##### Supplied records #####
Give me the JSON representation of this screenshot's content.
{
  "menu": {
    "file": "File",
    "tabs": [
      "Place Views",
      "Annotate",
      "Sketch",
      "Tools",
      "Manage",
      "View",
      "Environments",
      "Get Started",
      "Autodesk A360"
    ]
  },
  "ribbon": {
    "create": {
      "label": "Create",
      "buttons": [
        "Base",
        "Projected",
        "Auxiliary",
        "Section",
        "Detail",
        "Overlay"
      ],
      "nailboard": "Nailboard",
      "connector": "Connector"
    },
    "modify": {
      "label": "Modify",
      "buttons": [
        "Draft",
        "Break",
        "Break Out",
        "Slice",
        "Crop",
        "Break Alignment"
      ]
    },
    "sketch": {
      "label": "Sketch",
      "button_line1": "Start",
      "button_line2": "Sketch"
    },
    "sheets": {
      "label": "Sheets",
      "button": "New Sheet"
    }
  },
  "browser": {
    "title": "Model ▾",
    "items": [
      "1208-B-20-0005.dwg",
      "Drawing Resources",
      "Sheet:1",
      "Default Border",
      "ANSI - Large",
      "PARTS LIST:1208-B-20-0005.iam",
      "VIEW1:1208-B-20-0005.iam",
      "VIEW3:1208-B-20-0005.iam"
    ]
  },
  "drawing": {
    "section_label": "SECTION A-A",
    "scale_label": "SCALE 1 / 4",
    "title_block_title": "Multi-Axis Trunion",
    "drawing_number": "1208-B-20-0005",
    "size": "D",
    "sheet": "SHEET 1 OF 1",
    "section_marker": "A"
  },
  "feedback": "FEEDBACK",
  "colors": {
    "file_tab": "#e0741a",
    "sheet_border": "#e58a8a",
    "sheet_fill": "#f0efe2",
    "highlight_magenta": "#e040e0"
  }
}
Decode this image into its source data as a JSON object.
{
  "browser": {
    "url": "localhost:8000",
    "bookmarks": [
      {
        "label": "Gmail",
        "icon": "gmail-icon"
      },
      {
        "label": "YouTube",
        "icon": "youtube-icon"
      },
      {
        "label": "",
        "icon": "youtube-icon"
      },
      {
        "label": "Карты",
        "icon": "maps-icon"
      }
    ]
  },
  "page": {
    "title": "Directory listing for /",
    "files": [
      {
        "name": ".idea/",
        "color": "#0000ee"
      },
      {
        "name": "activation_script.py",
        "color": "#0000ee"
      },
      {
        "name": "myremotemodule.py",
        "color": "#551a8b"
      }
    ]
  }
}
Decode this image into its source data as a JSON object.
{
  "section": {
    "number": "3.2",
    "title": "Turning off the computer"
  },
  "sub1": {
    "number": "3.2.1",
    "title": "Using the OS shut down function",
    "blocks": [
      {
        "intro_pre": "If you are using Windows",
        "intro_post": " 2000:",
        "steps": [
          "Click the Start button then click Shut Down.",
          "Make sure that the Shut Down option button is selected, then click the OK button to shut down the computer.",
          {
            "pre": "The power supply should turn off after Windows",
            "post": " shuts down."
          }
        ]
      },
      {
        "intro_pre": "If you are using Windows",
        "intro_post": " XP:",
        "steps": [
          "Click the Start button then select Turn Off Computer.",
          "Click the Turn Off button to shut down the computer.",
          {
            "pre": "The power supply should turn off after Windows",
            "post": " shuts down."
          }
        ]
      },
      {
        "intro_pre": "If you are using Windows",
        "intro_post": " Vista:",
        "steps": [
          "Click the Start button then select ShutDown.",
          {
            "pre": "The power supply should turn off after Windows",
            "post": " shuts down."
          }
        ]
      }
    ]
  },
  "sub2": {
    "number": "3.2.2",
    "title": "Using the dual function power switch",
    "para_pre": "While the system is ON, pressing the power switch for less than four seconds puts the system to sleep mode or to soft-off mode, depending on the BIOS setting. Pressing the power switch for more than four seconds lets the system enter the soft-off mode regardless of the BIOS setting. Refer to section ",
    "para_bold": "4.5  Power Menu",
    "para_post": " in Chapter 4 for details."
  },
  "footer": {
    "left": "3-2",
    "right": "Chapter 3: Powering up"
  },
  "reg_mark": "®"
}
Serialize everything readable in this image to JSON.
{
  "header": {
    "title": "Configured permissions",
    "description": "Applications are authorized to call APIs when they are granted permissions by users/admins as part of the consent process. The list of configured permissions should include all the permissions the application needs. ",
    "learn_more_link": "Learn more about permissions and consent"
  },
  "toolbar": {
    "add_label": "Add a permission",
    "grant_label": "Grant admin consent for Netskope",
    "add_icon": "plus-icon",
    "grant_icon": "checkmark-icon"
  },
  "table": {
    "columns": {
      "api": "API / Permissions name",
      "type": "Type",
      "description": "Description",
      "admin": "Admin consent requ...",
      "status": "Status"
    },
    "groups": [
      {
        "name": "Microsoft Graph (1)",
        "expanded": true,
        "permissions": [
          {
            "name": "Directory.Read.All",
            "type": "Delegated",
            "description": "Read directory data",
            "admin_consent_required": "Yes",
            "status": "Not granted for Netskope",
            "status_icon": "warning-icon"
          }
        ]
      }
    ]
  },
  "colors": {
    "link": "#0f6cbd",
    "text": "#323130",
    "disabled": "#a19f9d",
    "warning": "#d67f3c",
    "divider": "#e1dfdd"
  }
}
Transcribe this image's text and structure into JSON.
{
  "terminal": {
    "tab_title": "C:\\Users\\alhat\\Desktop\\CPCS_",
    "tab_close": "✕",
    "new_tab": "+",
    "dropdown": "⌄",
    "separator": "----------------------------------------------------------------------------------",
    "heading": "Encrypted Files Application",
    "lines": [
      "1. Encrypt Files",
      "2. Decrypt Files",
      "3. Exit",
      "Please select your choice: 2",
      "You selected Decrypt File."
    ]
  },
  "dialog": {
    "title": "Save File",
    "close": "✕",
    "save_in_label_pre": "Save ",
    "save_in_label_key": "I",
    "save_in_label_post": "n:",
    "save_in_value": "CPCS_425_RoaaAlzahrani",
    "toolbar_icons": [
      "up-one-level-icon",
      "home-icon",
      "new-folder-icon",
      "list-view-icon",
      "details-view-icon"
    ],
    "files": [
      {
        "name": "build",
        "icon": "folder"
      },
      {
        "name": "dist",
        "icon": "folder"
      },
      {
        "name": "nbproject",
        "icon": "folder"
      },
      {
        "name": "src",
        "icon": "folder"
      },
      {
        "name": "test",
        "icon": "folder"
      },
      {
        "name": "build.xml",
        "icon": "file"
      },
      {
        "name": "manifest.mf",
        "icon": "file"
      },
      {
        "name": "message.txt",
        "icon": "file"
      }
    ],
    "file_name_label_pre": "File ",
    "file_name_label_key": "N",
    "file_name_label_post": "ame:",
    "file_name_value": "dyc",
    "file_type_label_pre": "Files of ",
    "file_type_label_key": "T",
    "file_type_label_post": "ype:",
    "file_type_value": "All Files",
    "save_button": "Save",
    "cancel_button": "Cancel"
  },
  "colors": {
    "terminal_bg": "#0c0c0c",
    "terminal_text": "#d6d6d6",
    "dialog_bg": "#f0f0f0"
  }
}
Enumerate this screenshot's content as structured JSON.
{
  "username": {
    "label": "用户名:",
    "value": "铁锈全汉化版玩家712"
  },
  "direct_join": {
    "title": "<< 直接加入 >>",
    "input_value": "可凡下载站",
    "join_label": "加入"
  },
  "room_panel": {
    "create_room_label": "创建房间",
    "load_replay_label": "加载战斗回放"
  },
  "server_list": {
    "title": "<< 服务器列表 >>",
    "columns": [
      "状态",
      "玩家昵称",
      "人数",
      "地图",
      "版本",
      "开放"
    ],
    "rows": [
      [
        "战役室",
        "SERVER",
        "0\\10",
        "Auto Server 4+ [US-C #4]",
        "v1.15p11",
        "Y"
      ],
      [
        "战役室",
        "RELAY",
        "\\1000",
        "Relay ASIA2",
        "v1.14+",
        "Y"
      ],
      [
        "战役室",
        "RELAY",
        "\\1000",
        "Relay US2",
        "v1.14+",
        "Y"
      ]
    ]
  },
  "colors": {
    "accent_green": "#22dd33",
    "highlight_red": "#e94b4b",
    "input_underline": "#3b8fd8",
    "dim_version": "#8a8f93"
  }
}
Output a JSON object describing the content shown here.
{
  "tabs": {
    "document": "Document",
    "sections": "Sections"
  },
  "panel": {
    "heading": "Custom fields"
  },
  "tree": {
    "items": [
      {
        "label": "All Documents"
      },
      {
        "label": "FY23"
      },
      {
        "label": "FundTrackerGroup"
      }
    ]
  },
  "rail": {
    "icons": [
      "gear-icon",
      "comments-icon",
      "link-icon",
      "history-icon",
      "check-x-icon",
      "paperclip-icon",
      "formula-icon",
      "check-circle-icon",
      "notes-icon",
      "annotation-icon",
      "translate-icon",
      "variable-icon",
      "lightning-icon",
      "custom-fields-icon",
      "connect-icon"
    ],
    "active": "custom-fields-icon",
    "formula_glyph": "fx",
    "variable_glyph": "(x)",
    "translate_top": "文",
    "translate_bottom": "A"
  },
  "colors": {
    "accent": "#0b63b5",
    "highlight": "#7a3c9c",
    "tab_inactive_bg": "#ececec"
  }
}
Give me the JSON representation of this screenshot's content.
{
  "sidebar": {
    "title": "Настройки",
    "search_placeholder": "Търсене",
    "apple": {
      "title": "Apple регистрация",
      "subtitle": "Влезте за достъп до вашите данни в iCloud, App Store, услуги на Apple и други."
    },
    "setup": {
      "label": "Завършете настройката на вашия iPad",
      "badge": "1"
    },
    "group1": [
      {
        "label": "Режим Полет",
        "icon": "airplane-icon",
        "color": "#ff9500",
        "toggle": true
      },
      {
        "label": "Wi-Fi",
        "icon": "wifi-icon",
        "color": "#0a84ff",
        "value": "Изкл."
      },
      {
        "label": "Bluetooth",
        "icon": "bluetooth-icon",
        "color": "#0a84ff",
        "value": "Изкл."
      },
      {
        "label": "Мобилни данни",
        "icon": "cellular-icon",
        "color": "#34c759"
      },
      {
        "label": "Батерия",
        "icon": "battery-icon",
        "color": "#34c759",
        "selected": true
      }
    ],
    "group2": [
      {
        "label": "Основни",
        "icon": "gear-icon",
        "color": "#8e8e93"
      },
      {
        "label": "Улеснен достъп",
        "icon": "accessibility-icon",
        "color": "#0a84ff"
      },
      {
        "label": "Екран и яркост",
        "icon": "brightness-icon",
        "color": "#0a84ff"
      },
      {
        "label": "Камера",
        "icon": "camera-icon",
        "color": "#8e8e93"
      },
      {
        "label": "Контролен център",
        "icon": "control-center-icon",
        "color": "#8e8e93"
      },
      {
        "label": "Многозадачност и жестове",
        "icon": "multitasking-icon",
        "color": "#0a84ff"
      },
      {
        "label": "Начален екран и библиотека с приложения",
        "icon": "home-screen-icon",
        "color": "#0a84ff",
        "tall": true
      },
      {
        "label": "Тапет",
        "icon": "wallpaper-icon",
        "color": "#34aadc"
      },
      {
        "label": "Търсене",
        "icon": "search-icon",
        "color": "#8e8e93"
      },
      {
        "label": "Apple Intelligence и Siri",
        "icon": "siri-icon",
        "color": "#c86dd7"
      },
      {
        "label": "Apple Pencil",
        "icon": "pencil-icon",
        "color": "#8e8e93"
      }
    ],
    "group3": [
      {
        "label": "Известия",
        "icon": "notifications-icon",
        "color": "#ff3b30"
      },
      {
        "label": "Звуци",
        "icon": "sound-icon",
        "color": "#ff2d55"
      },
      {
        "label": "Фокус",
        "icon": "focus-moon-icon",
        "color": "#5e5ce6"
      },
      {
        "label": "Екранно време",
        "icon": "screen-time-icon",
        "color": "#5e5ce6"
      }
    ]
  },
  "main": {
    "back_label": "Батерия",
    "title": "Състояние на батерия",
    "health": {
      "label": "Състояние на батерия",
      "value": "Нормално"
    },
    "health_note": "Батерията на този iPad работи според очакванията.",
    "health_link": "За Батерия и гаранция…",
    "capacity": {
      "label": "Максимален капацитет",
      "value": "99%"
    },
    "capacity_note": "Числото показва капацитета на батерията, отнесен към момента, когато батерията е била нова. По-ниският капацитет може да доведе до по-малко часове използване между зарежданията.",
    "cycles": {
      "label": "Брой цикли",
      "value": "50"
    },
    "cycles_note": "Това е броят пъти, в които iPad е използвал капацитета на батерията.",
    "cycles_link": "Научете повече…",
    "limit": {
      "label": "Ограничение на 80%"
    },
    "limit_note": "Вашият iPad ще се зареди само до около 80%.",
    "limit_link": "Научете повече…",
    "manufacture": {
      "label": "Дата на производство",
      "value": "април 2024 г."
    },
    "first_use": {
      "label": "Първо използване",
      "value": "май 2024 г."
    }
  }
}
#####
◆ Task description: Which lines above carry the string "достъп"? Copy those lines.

◆ Solution to this task:
      "subtitle": "Влезте за достъп до вашите данни в iCloud, App Store, услуги на Apple и други."
        "label": "Улеснен достъп",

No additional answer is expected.